As mentioned previously, “Slipstream” was very poorly regarded in the brief release it received at the time, primarily due to the meandering plot. Rotten Tomatoes currently has it at a 20% rating from both audiences and critics, though it comes from a fairly small sample size. IMDb has the movie at a somewhat higher 4.9, though that is still a long way from positive.
Most of the criticisms I have seen of “Slipstream” cite that it has very slow pacing, and that the plot meanders a bit too much. Some have complained about the effects being low quality, but that’s to be expected from a generally low-budget movie, regardless of the team behind it. Interestingly, it seems that the movie has been better received in retrospect, with people being somewhat fascinated by the casting and surprisingly good performances all around. I certainly agree that the movie is both longer and slower than it should be, but it does have a fair number of redeeming values.
First off, the performances in “Slipstream” are generally pretty good. Hamill manages to portray a chilling, strictly lawful antagonist, which provides a great foil for Bill Paxton’s laid-back, comic outlaw lead. Bob Peck mostly steals the show, however, with a great performance that captures the complexities of an advanced artificial being. His character slowly becomes more relate-able and human as the story goes on, which is pretty intriguing to watch Peck convey.
Unfortunately, the movie suffers from the extended absence of Mark Hamill’s character, who vanishes for an excruciating stretch of the middle of the film. I’m curious as to why this was done, because it doesn’t seem like a script improvisation, but rather an intentional design of the story. It does allow for some development, but his absence also makes the film far less interesting to watch for a decent stretch of time.

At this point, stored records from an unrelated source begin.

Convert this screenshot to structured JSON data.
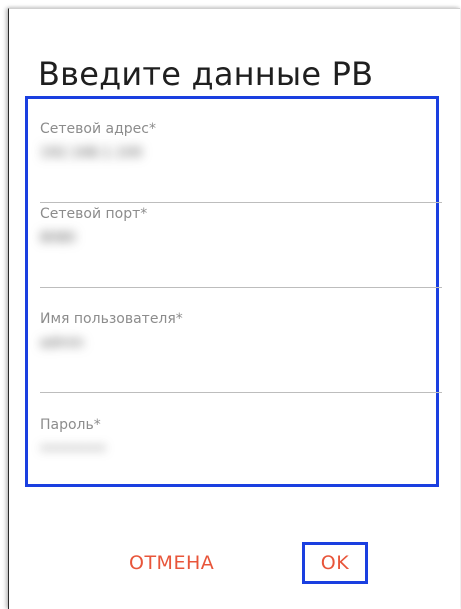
{
  "dialog": {
    "title": "Введите данные РВ",
    "fields": [
      {
        "label": "Сетевой адрес*",
        "value": "192.168.1.100"
      },
      {
        "label": "Сетевой порт*",
        "value": "8080"
      },
      {
        "label": "Имя пользователя*",
        "value": "admin"
      },
      {
        "label": "Пароль*",
        "value": "••••••••"
      }
    ],
    "cancel_label": "ОТМЕНА",
    "ok_label": "OK"
  },
  "colors": {
    "highlight": "#1a3fe0",
    "accent": "#e8553a",
    "label": "#8c8c8c",
    "divider": "#bdbdbd"
  }
}
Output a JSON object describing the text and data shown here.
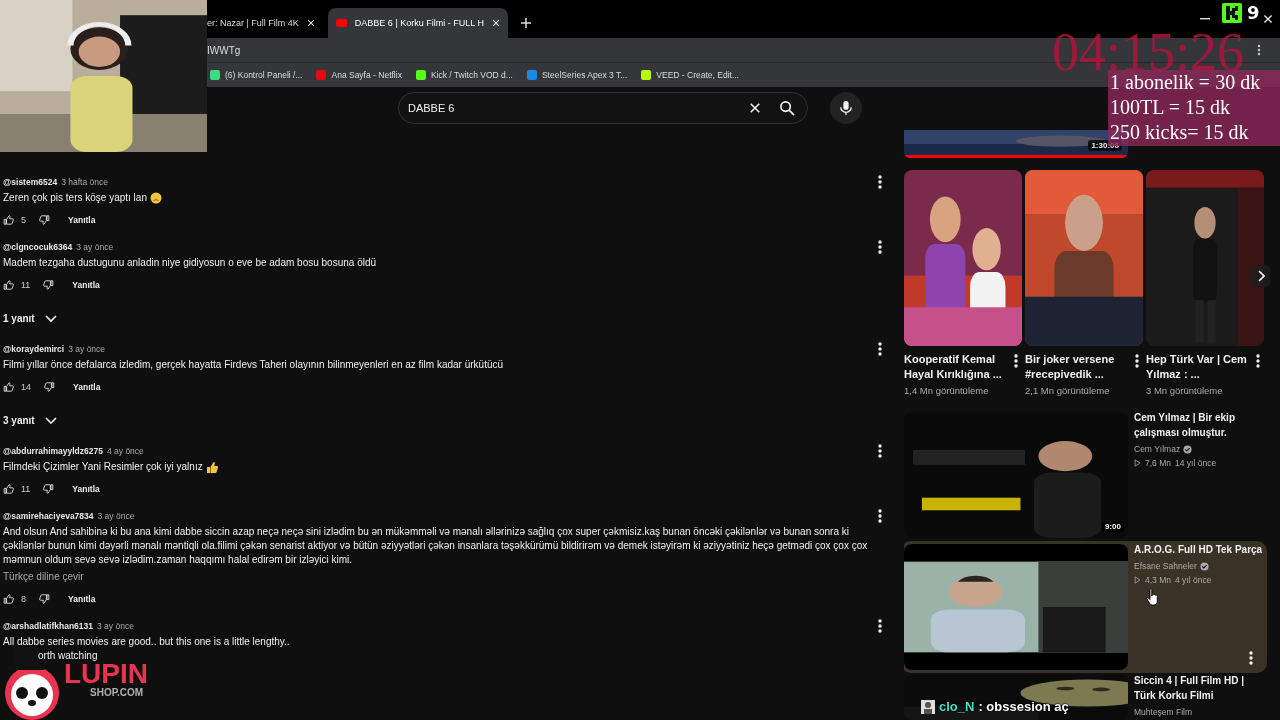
{
  "browser": {
    "tabs": [
      {
        "title": "er: Nazar | Full Film 4K",
        "selected": false
      },
      {
        "title": "DABBE 6 | Korku Filmi - FULL H",
        "selected": true
      }
    ],
    "address": "IWWTg",
    "bookmarks": [
      {
        "label": "(6) Kontrol Paneli /...",
        "color": "#3ddc84"
      },
      {
        "label": "Ana Sayfa - Netflix",
        "color": "#e50914"
      },
      {
        "label": "Kick / Twitch VOD d...",
        "color": "#53fc18"
      },
      {
        "label": "SteelSeries Apex 3 T...",
        "color": "#1e88e5"
      },
      {
        "label": "VEED - Create, Edit...",
        "color": "#b6ff00"
      }
    ]
  },
  "search": {
    "value": "DABBE 6"
  },
  "comments": [
    {
      "author": "@sistem6524",
      "time": "3 hafta önce",
      "text": "Zeren çok pis ters köşe yaptı lan",
      "kind": "sad",
      "likes": "5",
      "reply": "Yanıtla"
    },
    {
      "author": "@clgncocuk6364",
      "time": "3 ay önce",
      "text": "Madem tezgaha dustugunu anladin niye gidiyosun o eve be adam bosu bosuna öldü",
      "likes": "11",
      "reply": "Yanıtla",
      "replies": "1 yanıt"
    },
    {
      "author": "@koraydemirci",
      "time": "3 ay önce",
      "text": "Filmi yıllar önce defalarca izledim, gerçek hayatta Firdevs Taheri olayının bilinmeyenleri en az film kadar ürkütücü",
      "likes": "14",
      "reply": "Yanıtla",
      "replies": "3 yanıt"
    },
    {
      "author": "@abdurrahimayyldz6275",
      "time": "4 ay önce",
      "text": "Filmdeki Çizimler Yani Resimler çok iyi yalnız",
      "kind": "thumbs",
      "likes": "11",
      "reply": "Yanıtla"
    },
    {
      "author": "@samirehaciyeva7834",
      "time": "3 ay önce",
      "text": "And olsun And sahibinə ki bu ana kimi dabbe siccin azap neçə neçə sini izlədim bu ən mükəmməli və mənalı əllərinizə sağlıq çox super çəkmisiz.kaş bunan öncəki çəkilənlər və bunan sonra ki çəkilənlər bunun kimi dəyərli mənalı məntiqli ola.filimi çəkən senarist aktiyor və bütün əziyyətləri çəkən insanlara təşəkkürümü bildirirəm və demek istəyirəm ki əziyyətiniz heçə getmədi çox çox çox məmnun oldum sevə sevə izlədim.zaman haqqımı halal edirəm bir izləyici kimi.",
      "translate": "Türkçe diline çevir",
      "likes": "8",
      "reply": "Yanıtla"
    },
    {
      "author": "@arshadlatifkhan6131",
      "time": "3 ay önce",
      "text": "All dabbe series movies are good.. but this one is a little lengthy..",
      "tail": "orth watching"
    }
  ],
  "sidebar": {
    "top_video": {
      "duration": "1:30:06",
      "level": 1
    },
    "shorts": [
      {
        "title": "Kooperatif Kemal Hayal Kırıklığına ...",
        "views": "1,4 Mn görüntüleme"
      },
      {
        "title": "Bir joker versene #recepivedik ...",
        "views": "2,1 Mn görüntüleme"
      },
      {
        "title": "Hep Türk Var | Cem Yılmaz : ...",
        "views": "3 Mn görüntüleme"
      }
    ],
    "videos": [
      {
        "title": "Cem Yılmaz | Bir ekip çalışması olmuştur.",
        "channel": "Cem Yılmaz",
        "verified": true,
        "views": "7,6 Mn",
        "age": "14 yıl önce",
        "duration": "9:00",
        "hovered": false
      },
      {
        "title": "A.R.O.G. Full HD Tek Parça",
        "channel": "Efsane Sahneler",
        "verified": true,
        "views": "4,3 Mn",
        "age": "4 yıl önce",
        "hovered": true
      },
      {
        "title": "Siccin 4 | Full Film HD | Türk Korku Filmi",
        "channel": "Muhteşem Film",
        "verified": false,
        "hovered": false
      }
    ]
  },
  "overlay": {
    "timer": "04:15:26",
    "promo": [
      "1 abonelik = 30 dk",
      "100TL = 15 dk",
      "250 kicks= 15 dk"
    ],
    "kick_count": "9",
    "chat": {
      "user": "clo_N",
      "message": ": obssesion aç"
    },
    "logo": {
      "name": "LUPIN",
      "sub": "SHOP.COM"
    }
  }
}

Of all of the problems with the film, none are quite as glaring as the pacing. This is at least partially to blame on the previously mentioned script cuts before filming, but a certain degree of blame has to rest with the director and editor for not recognizing the issue and finding a way to mend it. This seems like the perfect sort of film to have a director’s cut, but, because the major cuts were made before filming, there isn’t any spare footage to make such a re-cut possible.

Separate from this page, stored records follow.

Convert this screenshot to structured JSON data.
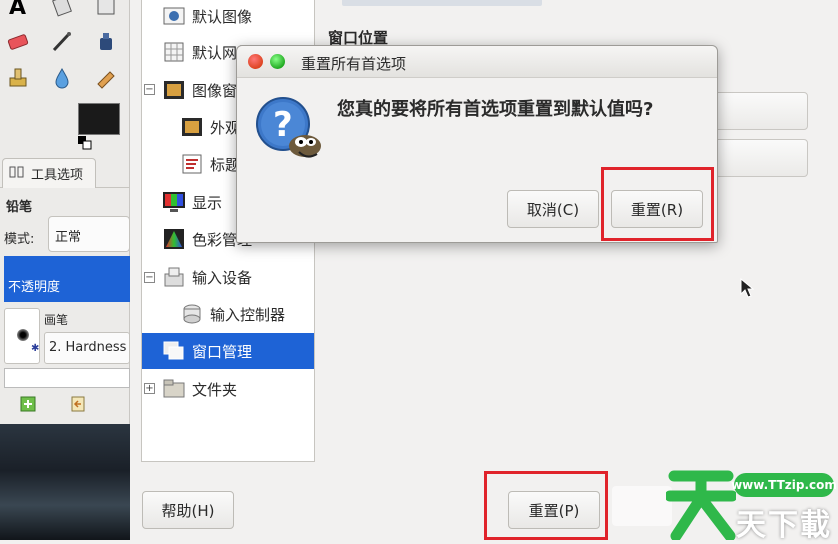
{
  "toolbox": {
    "tab_label": "工具选项",
    "tool_title": "铅笔",
    "mode_label": "模式:",
    "mode_value": "正常",
    "opacity_label": "不透明度",
    "brush_label": "画笔",
    "brush_value": "2. Hardness"
  },
  "prefs_tree": {
    "items": [
      {
        "label": "默认图像",
        "icon": "default-image-icon"
      },
      {
        "label": "默认网格",
        "icon": "default-grid-icon"
      },
      {
        "label": "图像窗口",
        "icon": "image-window-icon"
      },
      {
        "label": "外观",
        "icon": "appearance-icon"
      },
      {
        "label": "标题",
        "icon": "title-icon"
      },
      {
        "label": "显示",
        "icon": "display-icon"
      },
      {
        "label": "色彩管理",
        "icon": "color-management-icon"
      },
      {
        "label": "输入设备",
        "icon": "input-devices-icon"
      },
      {
        "label": "输入控制器",
        "icon": "input-controllers-icon"
      },
      {
        "label": "窗口管理",
        "icon": "window-management-icon"
      },
      {
        "label": "文件夹",
        "icon": "folders-icon"
      }
    ],
    "selected": "窗口管理"
  },
  "main": {
    "section_title": "窗口位置",
    "help_button": "帮助(H)",
    "reset_button": "重置(P)"
  },
  "dialog": {
    "title": "重置所有首选项",
    "question": "您真的要将所有首选项重置到默认值吗?",
    "cancel_label": "取消(C)",
    "reset_label": "重置(R)"
  },
  "watermark": {
    "url": "www.TTzip.com",
    "brand": "天下載"
  },
  "colors": {
    "selection": "#1e63d6",
    "highlight_box": "#e0232b",
    "watermark_green": "#2fb84a"
  }
}
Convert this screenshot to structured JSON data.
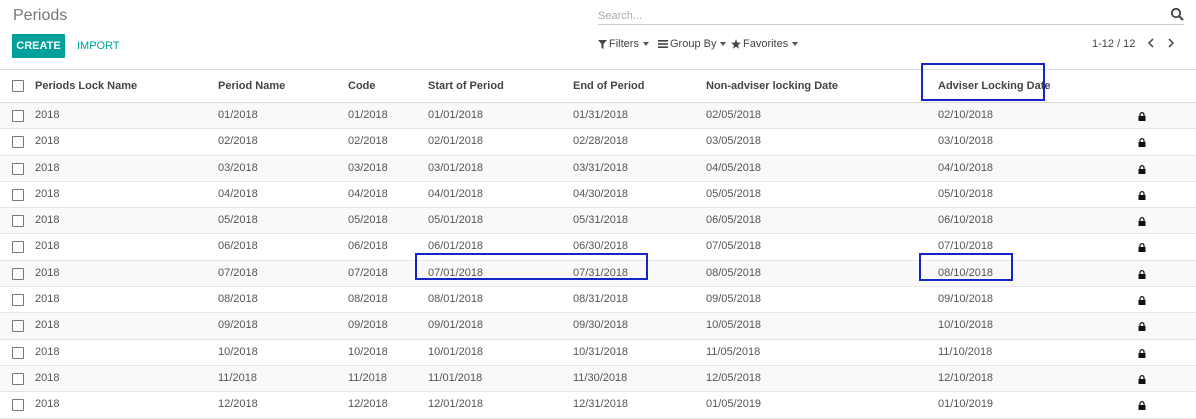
{
  "page": {
    "title": "Periods"
  },
  "search": {
    "placeholder": "Search..."
  },
  "toolbar": {
    "create_label": "CREATE",
    "import_label": "IMPORT",
    "filters_label": "Filters",
    "groupby_label": "Group By",
    "favorites_label": "Favorites",
    "pager_text": "1-12 / 12"
  },
  "accent_color": "#00a09d",
  "highlight_color": "#1426c8",
  "columns": [
    "Periods Lock Name",
    "Period Name",
    "Code",
    "Start of Period",
    "End of Period",
    "Non-adviser locking Date",
    "Adviser Locking Date"
  ],
  "rows": [
    [
      "2018",
      "01/2018",
      "01/2018",
      "01/01/2018",
      "01/31/2018",
      "02/05/2018",
      "02/10/2018"
    ],
    [
      "2018",
      "02/2018",
      "02/2018",
      "02/01/2018",
      "02/28/2018",
      "03/05/2018",
      "03/10/2018"
    ],
    [
      "2018",
      "03/2018",
      "03/2018",
      "03/01/2018",
      "03/31/2018",
      "04/05/2018",
      "04/10/2018"
    ],
    [
      "2018",
      "04/2018",
      "04/2018",
      "04/01/2018",
      "04/30/2018",
      "05/05/2018",
      "05/10/2018"
    ],
    [
      "2018",
      "05/2018",
      "05/2018",
      "05/01/2018",
      "05/31/2018",
      "06/05/2018",
      "06/10/2018"
    ],
    [
      "2018",
      "06/2018",
      "06/2018",
      "06/01/2018",
      "06/30/2018",
      "07/05/2018",
      "07/10/2018"
    ],
    [
      "2018",
      "07/2018",
      "07/2018",
      "07/01/2018",
      "07/31/2018",
      "08/05/2018",
      "08/10/2018"
    ],
    [
      "2018",
      "08/2018",
      "08/2018",
      "08/01/2018",
      "08/31/2018",
      "09/05/2018",
      "09/10/2018"
    ],
    [
      "2018",
      "09/2018",
      "09/2018",
      "09/01/2018",
      "09/30/2018",
      "10/05/2018",
      "10/10/2018"
    ],
    [
      "2018",
      "10/2018",
      "10/2018",
      "10/01/2018",
      "10/31/2018",
      "11/05/2018",
      "11/10/2018"
    ],
    [
      "2018",
      "11/2018",
      "11/2018",
      "11/01/2018",
      "11/30/2018",
      "12/05/2018",
      "12/10/2018"
    ],
    [
      "2018",
      "12/2018",
      "12/2018",
      "12/01/2018",
      "12/31/2018",
      "01/05/2019",
      "01/10/2019"
    ]
  ],
  "icons": {
    "search": "search-icon",
    "row_status": "lock-icon",
    "prev": "chevron-left-icon",
    "next": "chevron-right-icon"
  }
}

Though it is hard to regard this as a true flaw, there are a whole lot of borrowed elements throughout “Slipstream,” that stand out significantly. There are some obvious similarities to “Star Wars” given the number of common contributors, but some of the more obvious parallels are to “3:10 to Yuma” (the plot) and “North by Northwest,” specifically in the opening sequence which depicts a plane/foot chase. Personally, I think the mixture of them all creates something kind of unique and interesting to watch, though I don’t think some of the homages should have been so blatantly done.
The finale of the movie features a bizarre fight inside the cockpit of a plane, which is honestly the most exciting part of the film. Unfortunately, it passes a bit too quickly, particularly in comparison to the bloated, slow sequences that clog up most of the film.
I’m a big fan of the world that is constructed in “Slipstream,” particularly the background details. At one point, there is a cult portrayed that worships the weather, and another portion that presents a secluded, opulent colony trying to maintain their lifestyle and culture despite the apocalyptic surroundings. It mostly happens in the background, but it is fascinating to see how people have come to deal with the world after society has crumbled.
Overall, I liked this film far better than I expected to. It isn’t a high-quality film, and there are plenty of issues with it, but it was still generally enjoyable to watch, especially if you go in not expecting anything. The acting and music is particularly impressive, and if you can bear through the slower parts, it is worth a watch in my opinion.
8 thoughts on “Slipstream (1989)”